Check every line of the entries that follow, and copy the ones containing "title".

Records shown ::
****************************************

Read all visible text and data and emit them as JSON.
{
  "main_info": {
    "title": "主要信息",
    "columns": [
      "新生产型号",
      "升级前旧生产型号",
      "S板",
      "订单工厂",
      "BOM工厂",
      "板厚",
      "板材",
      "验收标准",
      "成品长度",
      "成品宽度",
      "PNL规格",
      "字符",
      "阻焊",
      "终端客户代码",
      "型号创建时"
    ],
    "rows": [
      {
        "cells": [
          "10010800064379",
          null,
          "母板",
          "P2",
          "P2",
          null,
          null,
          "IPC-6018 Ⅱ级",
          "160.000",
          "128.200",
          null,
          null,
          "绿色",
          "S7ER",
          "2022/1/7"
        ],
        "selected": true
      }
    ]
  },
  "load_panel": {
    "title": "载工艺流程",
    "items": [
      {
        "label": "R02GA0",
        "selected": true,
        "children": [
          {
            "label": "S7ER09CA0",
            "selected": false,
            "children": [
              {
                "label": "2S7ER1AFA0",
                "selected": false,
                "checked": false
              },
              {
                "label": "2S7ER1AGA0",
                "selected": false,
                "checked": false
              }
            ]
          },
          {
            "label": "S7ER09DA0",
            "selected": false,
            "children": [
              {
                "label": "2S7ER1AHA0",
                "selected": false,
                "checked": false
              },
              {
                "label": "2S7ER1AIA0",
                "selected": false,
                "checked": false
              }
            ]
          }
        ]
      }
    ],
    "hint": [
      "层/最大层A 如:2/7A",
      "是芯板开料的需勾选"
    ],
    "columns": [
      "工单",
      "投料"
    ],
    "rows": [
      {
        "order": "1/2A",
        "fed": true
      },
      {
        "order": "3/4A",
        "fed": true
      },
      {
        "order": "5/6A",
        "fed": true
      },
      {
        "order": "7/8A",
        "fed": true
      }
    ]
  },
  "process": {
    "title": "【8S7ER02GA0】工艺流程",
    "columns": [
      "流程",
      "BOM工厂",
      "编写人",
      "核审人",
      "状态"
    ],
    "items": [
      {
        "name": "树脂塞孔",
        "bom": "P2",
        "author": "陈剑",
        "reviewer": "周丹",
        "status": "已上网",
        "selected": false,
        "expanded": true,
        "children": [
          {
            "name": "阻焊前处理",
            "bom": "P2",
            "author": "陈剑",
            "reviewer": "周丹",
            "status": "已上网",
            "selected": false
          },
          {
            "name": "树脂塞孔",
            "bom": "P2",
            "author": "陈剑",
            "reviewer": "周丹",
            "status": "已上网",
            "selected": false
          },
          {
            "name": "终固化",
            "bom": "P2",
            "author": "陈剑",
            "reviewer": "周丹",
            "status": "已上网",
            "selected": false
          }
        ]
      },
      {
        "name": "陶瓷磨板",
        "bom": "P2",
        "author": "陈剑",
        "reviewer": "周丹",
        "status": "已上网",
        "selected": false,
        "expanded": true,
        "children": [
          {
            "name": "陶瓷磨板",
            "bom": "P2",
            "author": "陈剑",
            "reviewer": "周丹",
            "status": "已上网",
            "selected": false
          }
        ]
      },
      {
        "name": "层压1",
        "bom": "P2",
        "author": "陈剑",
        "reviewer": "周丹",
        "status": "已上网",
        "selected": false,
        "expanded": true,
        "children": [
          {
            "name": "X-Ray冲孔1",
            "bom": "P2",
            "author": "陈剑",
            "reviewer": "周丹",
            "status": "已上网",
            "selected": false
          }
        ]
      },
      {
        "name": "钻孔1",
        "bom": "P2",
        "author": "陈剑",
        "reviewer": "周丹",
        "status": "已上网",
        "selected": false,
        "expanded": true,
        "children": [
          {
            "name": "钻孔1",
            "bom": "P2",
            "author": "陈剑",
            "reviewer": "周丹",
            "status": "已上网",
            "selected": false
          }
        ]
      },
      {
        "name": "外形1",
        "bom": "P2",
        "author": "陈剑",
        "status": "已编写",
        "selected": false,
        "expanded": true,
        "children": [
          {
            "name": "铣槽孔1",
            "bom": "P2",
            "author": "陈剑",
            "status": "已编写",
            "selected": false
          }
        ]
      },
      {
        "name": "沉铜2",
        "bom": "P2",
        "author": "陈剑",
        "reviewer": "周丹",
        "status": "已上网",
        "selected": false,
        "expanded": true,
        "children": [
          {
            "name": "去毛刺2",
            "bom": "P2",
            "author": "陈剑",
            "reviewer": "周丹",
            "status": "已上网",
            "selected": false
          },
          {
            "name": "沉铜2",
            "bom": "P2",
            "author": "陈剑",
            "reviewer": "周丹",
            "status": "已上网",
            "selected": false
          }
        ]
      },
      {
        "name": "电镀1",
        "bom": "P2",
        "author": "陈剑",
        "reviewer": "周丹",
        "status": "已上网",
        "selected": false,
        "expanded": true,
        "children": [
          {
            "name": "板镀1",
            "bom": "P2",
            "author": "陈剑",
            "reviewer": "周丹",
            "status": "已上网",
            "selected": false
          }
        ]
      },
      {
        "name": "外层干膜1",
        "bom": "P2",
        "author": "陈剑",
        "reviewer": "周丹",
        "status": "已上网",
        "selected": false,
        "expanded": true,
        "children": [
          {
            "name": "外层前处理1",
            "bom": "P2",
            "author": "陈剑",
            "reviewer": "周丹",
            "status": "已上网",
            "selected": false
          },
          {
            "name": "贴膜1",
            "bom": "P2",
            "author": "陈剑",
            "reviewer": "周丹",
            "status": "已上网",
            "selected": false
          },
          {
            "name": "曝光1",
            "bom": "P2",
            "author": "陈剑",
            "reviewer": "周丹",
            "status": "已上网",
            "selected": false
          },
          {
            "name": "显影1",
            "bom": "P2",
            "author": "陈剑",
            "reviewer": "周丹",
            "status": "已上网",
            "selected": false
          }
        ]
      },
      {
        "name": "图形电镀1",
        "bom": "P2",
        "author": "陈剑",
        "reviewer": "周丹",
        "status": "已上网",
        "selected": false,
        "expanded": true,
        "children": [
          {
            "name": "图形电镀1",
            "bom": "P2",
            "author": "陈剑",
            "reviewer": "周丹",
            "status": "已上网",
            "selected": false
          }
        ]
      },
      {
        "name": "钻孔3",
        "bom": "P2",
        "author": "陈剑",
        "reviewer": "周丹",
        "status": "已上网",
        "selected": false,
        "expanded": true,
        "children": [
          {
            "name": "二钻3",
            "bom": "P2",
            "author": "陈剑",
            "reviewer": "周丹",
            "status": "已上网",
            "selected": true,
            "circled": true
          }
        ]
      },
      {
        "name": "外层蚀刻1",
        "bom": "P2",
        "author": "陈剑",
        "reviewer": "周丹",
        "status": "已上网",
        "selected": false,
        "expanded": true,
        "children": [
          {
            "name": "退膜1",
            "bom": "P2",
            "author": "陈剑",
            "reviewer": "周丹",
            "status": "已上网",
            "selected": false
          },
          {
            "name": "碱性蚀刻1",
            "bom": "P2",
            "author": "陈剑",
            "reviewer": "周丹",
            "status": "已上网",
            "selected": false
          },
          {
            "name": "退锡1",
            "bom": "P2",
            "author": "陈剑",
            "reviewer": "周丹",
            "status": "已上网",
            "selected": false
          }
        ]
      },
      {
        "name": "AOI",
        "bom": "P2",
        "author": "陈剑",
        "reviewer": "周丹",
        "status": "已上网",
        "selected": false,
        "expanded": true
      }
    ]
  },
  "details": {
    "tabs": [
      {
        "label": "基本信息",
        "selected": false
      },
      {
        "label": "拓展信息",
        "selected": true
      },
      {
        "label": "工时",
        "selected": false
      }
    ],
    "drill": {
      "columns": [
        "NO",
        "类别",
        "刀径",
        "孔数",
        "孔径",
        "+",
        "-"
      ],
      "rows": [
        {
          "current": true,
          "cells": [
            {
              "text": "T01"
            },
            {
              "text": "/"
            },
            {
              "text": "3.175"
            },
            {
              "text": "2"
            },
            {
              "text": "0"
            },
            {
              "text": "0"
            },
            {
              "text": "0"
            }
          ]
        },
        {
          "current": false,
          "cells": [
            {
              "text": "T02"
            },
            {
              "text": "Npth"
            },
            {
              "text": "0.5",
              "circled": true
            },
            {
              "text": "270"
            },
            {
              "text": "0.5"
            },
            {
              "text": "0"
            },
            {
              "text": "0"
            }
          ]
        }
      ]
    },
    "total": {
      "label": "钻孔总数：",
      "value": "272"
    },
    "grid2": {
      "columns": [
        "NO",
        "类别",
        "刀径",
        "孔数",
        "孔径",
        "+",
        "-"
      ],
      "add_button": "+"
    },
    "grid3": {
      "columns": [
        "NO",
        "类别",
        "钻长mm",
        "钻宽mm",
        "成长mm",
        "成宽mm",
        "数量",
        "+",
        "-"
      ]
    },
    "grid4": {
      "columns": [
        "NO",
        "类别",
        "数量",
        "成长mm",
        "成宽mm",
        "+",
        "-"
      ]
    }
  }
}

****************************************

Output of the task ::
    "title": "主要信息",
    "title": "载工艺流程",
    "title": "【8S7ER02GA0】工艺流程",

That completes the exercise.